I love hand decorated and painted shoes. And I love ethnic costumes. And fantasy ensembles. I grew up with a constantly evolving and expanding dress up trunk. That trunk eventually became a costume room. My mother and I went thrifting almost every Saturday and came home with many treasures which she would alter or remake in my smaller size for me to wear and play with. I could honestly dress like a princess every day! And I did. When I was at home I could wear whatever I wanted and it was usually something absolutely fantastical.
We had a big old house. There was an extra room – formerly a nursery or playroom and it eventually became the sewing and costume room where all the dress ups were kept. We had a sewing machine set up in there and we rigged up a three way mirror at one end of the room. We had a little wooden platform with three steps up, then a flat surface at the top with about a 2×3 foot rectangular “floor.” I would climb up there, stand on the platform section in front of the mirror, and my mother would help me into some fantastical frothy old ball gown or prom dress we had found. This was a typical scenario. I was about 5 yrs old and the ornate tulle dress was made for an adult woman. But no matter! My mother was an expert seamstress. She would cut the dresses way down and alter them to fit me.
Thus, she could indulge her hobby for sewing fantastical costumes – fairly tale princess gowns – and I could dress up to my hearts content. She also restored and remade dresses for herself when we found attractive vintage pieces that she liked. That is how my interest in all things vintage and beautiful clothes began and eventually evolved to the point it is today!
When I found these beautiful pink cherry blossom wooden bottomed shoes in a grungy second hand store I instantly thought these would be perfect additions to the child’s costume collection. They are beautiful little works of art! I have no idea what they were originally made for or to go with or where. I am hoping someone who sees them here can help me to identify them. If you read this and know anything about these, would you please let me know? They have no markings or sizing of any kind on them.
I do carry on my family tradition of creating and maintaining a child’s costume trunk and stash. I make costumes for it too. Most recently a pair of boys pirate pants, by special request as a birthday present. And a little girl’s version of a very elegant black raw silk and tulle Audrey Hepburn Breakfast at Tiffany’s long party dress for a 4 year old to wear for her birthday party with black silk party shoes, a crystal Eissenberg Ice Brooch at the waist, an aurora borealis necklace and a rhinestone tiara!
Working on my child’s costume trunk is really fun and a constant work in progress.
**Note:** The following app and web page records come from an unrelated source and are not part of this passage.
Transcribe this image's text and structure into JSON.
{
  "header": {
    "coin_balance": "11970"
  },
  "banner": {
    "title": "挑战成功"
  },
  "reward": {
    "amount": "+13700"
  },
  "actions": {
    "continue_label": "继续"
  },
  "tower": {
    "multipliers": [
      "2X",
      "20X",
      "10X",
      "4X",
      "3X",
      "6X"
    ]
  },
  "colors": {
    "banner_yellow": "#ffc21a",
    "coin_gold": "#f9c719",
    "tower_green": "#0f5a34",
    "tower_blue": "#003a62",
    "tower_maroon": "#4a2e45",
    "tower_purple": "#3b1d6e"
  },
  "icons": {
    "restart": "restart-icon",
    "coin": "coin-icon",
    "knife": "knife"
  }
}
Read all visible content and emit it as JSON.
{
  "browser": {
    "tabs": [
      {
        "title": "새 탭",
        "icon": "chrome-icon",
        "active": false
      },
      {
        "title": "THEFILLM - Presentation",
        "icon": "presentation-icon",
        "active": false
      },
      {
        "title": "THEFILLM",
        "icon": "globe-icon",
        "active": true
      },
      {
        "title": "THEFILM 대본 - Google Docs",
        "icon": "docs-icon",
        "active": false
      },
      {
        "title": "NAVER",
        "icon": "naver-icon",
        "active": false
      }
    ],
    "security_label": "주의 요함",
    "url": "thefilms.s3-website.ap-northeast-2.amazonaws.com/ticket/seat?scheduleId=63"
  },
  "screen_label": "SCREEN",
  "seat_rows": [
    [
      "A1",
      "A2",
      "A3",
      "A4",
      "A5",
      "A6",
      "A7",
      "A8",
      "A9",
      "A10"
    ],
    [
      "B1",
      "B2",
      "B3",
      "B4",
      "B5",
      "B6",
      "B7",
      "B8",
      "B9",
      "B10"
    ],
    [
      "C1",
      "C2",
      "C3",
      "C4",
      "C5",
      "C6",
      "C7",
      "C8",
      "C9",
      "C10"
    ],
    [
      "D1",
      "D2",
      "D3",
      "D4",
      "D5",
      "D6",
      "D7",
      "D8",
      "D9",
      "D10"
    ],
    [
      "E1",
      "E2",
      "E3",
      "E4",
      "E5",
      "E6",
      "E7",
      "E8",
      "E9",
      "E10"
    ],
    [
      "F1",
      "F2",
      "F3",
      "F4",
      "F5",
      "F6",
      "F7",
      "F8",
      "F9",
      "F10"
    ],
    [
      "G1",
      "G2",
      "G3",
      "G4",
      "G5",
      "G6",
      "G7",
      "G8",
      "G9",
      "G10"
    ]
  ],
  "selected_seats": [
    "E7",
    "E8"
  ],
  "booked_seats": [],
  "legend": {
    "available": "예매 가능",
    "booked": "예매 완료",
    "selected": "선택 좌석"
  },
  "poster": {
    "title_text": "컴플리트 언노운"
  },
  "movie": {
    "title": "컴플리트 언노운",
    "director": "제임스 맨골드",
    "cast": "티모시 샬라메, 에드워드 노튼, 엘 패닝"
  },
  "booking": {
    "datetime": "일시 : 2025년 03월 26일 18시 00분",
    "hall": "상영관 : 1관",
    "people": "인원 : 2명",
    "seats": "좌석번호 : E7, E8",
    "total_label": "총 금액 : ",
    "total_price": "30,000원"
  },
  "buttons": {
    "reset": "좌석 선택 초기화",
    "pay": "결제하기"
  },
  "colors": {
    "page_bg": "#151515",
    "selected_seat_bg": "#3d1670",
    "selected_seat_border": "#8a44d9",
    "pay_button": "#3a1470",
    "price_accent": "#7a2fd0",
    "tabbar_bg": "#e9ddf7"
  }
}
I enjoy keeping is stocked with all manner of fancy dress up and play outfits, finding ethnic costumes in small sizes, tiny beaded purses, small sized Asian style pajamas and “smoking jackets” and, of course, the outrageous party dresses which I transform into Jean-Antoine Watteau inspired miniature ball gowns.
I discovered old bridesmaid dresses in raw silk or silk dupioni are common finds at thrift stores and run about $9.99 in my town. They are normally white or cream real silk and the skits contain several yards of silk fabric! Yes! Expensive silk fabric. I carefully remove the skirts by picking out the seams with a seam ripper. Sine the dresses are commonly long (and really ugly designs!) this often yields 3 to 4 yards of nice silk! Silk that would cost at least $20 per yard at a fabric store new. The fact that is is white or off whit is a plus because I can easily dye it. The dresses sometimes have borders of elegant lace or over skirts of lace or applique. Sometimes large bows or sashes. Sometimes flowers made of silk and used as trimming.This is a great source of material for creating new and fantastic elegant princess gowns. In this case, gowns worthy of Charles James, Valentina or Norman Norell. It is good practice for me, the designer – to see what I can come up with working with inexpensive materials in small sizes. These are my training dresses as a designer.
I have done a dove blue grey one, a subtle gold brown one, a black one, and a soft yellow gold one. and the recent black one. I aim for antique looking colors and styles from Watteau paintings. I will photograph some of them soon when I can get the model who is now 4 years old to cooperate! Fortunately she loves this kind of play!
I have recently been collecting old style straw children’s large straw hats to add to my Watteau inspired vision of child’s dressing. And very small sizes ~ like old fashioned tiny ladies size 4 ~ of vintage high heels and party shoes and boots and other types of old fashioned shoes.
I am planning ahead so that my in house model, will be able to wear them when she is about 6 to 8 years old! You have to train little girls from an early age to love vintage clothes and elegant jewelry, hats and shoes. And to walk in high heels, of course! That is very important! And it is a skill that should be passed down from generation to generation. That is how I learned! Playing dress up in my mother’s and aunt’s hats and jewelry and high heels and being allowed and encouraged to do so. They played with me and had a wonderful time too! Our house was a constant fashion show. And it was a great education! Women need to pass these skills down to each other, and it is a privilege to be able to both give and receive in this respect!
Just one last thought! Don’t these shoes look like lovely little liquor flavored Petits Fours? And don’t they make you hungry for some of those?
Photographs by Fredric Lehrman.
Shoes from The Lady Violette Shoe Collection.